How can we do that?

We must truly become loving, not only to those that it comes easily to, but those we do not know, or feel great attachment or enmity towards, but even those that we may consider our foes.

There are many devotionals and different religious and spiritual texts that discuss living a more centred life. In “How to Expand Love: Widening the Circle of Loving Relationships”, HH the Dalai Lama writes practical instruction on how we may accomplish this. He writes:

“…pure compassion is not biased or partial; it is thoroughly imbued with equanimity and encompasses both friend and foe.

Without a sense of equality, unbiased love and compassion cannot even get started. Once you have generated an attitude of equality toward all, then it will be possible to view not just friends but neutral beings and even enemies with great endearment. This is not easy. It is difficult to develop a sense of closeness to everyone. Reflective meditation is needed.”

This is a terribly hard challenge, but one I hope we can all take up. May we come to see all people as truly equal, and offer everyone the love, compassion, understanding and forgiveness we crave for ourselves.

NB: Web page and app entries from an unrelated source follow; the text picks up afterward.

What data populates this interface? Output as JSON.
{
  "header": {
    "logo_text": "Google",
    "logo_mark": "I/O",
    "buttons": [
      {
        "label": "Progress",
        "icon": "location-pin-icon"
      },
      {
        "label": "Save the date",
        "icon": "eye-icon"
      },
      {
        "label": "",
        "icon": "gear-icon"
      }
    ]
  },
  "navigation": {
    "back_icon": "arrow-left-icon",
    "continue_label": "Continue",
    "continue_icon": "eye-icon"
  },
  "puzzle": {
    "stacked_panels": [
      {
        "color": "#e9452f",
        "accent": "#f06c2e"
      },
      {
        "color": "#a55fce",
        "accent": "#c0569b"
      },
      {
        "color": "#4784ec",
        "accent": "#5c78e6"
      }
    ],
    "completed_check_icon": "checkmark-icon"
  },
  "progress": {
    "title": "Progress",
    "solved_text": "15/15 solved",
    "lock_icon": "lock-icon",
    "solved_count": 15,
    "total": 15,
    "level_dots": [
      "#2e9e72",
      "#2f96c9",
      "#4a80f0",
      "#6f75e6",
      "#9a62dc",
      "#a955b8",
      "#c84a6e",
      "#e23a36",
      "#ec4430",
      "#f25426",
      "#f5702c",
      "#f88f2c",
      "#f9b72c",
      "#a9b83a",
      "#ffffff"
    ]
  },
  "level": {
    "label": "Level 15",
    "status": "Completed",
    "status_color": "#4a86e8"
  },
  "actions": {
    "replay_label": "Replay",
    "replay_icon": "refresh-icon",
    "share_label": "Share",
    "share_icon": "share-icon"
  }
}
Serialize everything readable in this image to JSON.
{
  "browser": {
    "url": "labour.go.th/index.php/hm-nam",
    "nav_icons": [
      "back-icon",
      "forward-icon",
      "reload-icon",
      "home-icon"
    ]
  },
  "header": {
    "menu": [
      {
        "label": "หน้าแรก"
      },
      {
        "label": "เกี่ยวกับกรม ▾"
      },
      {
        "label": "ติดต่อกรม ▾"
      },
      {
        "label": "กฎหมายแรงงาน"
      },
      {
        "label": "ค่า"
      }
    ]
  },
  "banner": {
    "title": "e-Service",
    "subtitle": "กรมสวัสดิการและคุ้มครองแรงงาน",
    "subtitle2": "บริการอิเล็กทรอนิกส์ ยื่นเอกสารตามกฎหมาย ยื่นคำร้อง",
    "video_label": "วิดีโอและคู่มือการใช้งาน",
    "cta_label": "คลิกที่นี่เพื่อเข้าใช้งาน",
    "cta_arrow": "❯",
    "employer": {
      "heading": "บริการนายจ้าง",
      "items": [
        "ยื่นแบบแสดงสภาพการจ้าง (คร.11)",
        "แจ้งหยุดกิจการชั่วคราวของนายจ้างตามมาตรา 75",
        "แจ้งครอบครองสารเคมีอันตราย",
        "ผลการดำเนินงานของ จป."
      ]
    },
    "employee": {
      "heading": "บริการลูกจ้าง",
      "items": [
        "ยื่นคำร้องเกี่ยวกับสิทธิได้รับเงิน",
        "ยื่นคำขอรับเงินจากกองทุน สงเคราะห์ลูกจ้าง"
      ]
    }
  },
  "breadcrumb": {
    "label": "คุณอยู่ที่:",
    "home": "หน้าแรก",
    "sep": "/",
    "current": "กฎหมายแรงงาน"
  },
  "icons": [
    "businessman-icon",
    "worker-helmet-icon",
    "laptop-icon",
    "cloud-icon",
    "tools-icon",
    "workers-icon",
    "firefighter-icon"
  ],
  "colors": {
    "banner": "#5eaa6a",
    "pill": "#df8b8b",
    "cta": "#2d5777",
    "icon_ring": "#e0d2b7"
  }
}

Father God, may we become each day more like You. May we strive continuously to understand the path you have laid for us, and truly understand what it means to be fearfully and wonderfully made by Your hands. May we hold close to our hearts the understanding of your divine promise and grace, and walk into the world every day projecting the love you promise to those around us. May we be a light in the darkness of the world, and shine warmth and compassion into a cold world. May we only do to others as we would have them do to us. In Christ’s name, Amen.